Infrastructure measures for booming economy

Infrastructure measures for booming economy

It is beyond doubt that India began laying emphasis on infrastructure-led economic growth during the Vajpayee regime

 Representative image. Credit: iStock Photo

It is beyond doubt that India began laying emphasis on infrastructure-led economic growth during the Vajpayee regime. The decade lost between the Vajpayee regime the Narendra Modi government failed to continue it, but the Modi government walked that course despite inheriting an economy burdened with the absence of a conducive economic entourage for investments. The first term saw the doubling up of cumulative capital expenditure. Concurrently the contours of the strategy for infrastructure investments were conceived along the lines of economic and banking reforms, planning, monitoring and resolution, in that order.

The seven years of the Modi government spelt out various economic measures categorised under starting a business, construction permits, taxation, trading across borders etc leading to the Ease of Doing Business ranking jumping to 63 in 2019 from 142 in 2014. India now has a strong banking sector aided by measures such as the Insolvency and Bankruptcy Code, the merger of banks, recapitalisation and the setting up of National Asset Reconstruction Company. A Development Financial Institution (DFI) to be set up under NABFID Act will complement the banking sector. A stable and low-interest rate regime was fostered by flexible inflation targeting.

Amidst the aforementioned economic and banking reforms, the government announced National Infrastructure Pipeline (NIP). The final NIP Task Force report estimates that Rs 111 lakh crores ($1.6 trillion) need to be invested in five years from FY20 to FY25 with the aim of a $5-trillion economy by FY25. NIP is a compendium of investable infrastructure projects - greenfield or brownfield, under implementation or conceptualisation. The report emphasises that India needs to make $4.5 trillion of infrastructure investments by FY30 including $1.6 trillion to sustain high economic growth rates.

The Centre and states have an almost equal share in executing the NIP followed by the private sector. As per a 2013 RBI paper, the multiplier effect of infrastructure investments is higher when undertaken at the level of states. This Is why states are included as stakeholders in NIP. Politically too, NIP will have the least resistance. Union Budget 2021-22 allocated 5.54 lakh crores towards capital expenditure whose share in government expenditure is highest in a decade.

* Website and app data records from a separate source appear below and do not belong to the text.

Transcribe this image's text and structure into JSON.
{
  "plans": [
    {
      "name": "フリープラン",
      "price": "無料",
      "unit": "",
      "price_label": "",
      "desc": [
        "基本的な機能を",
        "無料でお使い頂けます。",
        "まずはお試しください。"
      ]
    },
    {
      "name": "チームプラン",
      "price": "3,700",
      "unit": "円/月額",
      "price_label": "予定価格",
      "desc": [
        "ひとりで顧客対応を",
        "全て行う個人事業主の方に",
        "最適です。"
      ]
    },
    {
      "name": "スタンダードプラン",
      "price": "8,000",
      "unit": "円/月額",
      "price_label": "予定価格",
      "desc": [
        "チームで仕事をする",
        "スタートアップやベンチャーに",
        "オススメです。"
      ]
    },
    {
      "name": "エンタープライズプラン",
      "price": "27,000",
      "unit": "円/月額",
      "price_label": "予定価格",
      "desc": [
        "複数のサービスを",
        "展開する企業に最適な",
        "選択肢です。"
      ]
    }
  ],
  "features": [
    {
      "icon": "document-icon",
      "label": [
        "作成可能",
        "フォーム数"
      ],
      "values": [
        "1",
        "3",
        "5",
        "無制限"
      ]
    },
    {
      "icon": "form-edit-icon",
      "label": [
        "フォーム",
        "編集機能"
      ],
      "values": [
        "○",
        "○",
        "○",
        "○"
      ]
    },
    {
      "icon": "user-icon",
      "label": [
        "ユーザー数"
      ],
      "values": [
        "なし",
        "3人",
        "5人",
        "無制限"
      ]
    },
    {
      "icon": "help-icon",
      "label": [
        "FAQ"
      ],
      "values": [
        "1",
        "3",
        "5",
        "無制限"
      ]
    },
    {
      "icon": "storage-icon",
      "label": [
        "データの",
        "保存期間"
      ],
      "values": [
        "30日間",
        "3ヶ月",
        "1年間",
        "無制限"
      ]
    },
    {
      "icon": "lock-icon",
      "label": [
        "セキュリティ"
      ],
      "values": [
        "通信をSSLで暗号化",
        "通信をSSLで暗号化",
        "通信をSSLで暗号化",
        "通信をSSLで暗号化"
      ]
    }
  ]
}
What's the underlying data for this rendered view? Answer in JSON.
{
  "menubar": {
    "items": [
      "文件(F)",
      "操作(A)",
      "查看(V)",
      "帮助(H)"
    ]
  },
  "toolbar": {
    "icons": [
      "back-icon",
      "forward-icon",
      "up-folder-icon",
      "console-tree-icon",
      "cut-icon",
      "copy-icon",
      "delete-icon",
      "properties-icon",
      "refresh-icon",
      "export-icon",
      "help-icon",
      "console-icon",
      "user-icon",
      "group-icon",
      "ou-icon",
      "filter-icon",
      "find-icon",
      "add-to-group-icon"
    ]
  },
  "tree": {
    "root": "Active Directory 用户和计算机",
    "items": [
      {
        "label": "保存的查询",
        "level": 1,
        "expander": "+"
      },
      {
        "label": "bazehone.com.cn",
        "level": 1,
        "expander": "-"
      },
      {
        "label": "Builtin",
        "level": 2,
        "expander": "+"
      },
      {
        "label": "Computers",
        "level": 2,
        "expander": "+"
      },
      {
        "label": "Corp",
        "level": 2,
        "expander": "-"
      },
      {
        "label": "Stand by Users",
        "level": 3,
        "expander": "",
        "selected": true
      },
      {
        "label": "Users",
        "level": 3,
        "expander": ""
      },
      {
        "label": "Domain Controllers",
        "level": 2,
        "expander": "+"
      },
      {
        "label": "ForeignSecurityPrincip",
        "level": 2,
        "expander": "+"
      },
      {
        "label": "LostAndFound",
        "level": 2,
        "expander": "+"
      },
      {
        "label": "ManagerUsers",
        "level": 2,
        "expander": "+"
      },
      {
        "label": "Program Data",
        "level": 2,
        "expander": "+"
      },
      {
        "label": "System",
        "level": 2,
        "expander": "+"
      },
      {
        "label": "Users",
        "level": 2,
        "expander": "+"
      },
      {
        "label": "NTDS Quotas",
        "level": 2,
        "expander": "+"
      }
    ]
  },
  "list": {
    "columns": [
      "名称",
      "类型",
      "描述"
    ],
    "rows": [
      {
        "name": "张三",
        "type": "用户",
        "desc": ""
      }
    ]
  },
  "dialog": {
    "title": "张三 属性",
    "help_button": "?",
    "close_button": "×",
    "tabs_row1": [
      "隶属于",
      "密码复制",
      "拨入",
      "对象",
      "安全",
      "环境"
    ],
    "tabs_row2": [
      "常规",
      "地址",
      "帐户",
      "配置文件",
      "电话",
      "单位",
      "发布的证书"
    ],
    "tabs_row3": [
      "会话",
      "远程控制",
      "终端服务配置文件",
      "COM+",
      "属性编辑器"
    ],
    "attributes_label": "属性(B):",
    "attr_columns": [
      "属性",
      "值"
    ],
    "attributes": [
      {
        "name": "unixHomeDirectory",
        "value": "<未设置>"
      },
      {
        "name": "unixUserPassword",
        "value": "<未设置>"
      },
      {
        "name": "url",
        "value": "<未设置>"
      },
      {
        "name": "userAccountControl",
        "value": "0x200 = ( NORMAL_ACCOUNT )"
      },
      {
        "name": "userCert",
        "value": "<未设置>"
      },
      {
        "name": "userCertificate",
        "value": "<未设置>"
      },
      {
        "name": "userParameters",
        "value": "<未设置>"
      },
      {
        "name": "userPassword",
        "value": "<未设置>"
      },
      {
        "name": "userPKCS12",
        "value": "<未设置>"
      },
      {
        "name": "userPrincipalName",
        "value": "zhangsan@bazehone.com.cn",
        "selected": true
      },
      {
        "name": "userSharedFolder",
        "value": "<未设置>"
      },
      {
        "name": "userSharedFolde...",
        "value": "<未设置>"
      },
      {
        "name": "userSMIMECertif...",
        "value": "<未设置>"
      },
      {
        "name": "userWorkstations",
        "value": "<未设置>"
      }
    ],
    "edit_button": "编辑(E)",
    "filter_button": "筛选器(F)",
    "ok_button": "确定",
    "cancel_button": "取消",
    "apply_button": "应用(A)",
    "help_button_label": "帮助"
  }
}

The NIP Task Force’s final report suggests a National Monetization Pipeline (NMP) to meet elevated capital expenditure. It intends to monetise operational public infrastructure assets excluding land for tapping private-sector efficiencies, thus helping create a cycle of developing, commissioning, monetising and investing. Through this, the government hopes to garner over Rs 6 lakh crores over four years from FY22 to FY25. The government will own the assets but will lease them out to the private sector for a stipulated time after which they will be handed back — a transfer of operational rights, not ownership rights. Picking up from Union Budget 2021-22, NMP incentivises states to undertake divestment and asset monetisation for channelling investments into infrastructure.

Both NIP and NMP will be driven by real-time dashboards to showcase investment opportunities to domestic and international investors. NIP has 7,400 projects to choose from, while NMP has operational assets from 13 sectors including roads, railways, telecom, power and more. Investors choose the projects from NIP or assets from NMP, bid and access capital for execution or operation. This will lessen the failure of investments.

There will be bottlenecks, delays and cost overruns once this takes off. However, the projects will be monitored in real-time with high priority. NIP and NMP are the first exercises in India to select projects/assets to resolve problems. NIP will serve as a template for infrastructure investments for decades beyond FY25. Likewise, NMP will serve as a template for the monetisation of public infrastructure assets.

The reforms-to-resolution approach will promote seamless and sustainable infrastructure investments from all stakeholders. This will ensure inclusive and equitable access to infrastructure. Every citizen will have equity in the economic growth of India. Along with socio-economic benefits, PM Modi believes this approach can help make India self-reliant.

(The writer is Joint Convener, Election Commission Cell, Telangana BJP)

Check out latest DH videos here